[Work instruction] Which of the lines in the data mention the string "title"? List them all.
○ ○ ○ ○ ○
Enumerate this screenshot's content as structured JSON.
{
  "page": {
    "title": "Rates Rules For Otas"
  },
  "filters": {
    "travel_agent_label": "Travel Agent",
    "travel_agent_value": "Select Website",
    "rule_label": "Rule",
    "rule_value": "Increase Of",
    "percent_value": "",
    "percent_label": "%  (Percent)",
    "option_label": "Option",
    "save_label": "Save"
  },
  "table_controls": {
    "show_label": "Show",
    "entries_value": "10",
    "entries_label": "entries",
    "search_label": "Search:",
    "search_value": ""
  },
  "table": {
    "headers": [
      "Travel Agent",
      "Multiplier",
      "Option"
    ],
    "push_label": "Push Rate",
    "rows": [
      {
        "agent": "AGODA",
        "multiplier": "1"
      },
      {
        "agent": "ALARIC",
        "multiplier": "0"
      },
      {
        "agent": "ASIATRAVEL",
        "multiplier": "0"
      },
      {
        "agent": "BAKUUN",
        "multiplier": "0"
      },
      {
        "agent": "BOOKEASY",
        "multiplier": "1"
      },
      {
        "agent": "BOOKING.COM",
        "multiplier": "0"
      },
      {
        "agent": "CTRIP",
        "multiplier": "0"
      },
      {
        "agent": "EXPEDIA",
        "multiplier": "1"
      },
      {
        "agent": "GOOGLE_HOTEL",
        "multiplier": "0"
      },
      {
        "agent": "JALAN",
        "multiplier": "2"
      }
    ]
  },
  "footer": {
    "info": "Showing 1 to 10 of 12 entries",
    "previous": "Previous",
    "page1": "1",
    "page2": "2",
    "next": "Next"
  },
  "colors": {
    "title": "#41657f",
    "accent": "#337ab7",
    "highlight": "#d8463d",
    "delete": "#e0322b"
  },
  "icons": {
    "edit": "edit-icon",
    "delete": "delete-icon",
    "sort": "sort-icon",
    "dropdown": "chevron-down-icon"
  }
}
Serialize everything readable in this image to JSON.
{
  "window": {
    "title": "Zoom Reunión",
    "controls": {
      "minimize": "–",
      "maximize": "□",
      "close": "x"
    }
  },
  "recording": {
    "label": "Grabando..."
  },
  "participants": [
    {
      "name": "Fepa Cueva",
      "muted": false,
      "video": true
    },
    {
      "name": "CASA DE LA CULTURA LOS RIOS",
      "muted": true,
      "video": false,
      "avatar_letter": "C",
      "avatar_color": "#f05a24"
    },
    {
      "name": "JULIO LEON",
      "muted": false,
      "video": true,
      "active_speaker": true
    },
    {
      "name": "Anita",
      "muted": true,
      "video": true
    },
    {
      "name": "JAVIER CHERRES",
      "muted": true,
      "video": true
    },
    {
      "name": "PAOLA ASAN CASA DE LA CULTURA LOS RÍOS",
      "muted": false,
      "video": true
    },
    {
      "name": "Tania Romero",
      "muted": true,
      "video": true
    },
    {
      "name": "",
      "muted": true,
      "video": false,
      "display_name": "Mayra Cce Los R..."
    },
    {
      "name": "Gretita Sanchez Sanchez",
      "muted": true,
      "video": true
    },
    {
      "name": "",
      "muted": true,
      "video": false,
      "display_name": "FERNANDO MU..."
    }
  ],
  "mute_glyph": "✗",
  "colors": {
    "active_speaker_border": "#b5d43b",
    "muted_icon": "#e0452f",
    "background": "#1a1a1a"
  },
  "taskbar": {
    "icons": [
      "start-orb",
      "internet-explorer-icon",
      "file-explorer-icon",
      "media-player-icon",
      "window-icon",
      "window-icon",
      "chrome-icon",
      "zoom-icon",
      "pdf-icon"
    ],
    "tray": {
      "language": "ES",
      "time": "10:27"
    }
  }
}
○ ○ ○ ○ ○
[The answer]
    "title": "Rates Rules For Otas"
    "title": "#41657f",
    "title": "Zoom Reunión",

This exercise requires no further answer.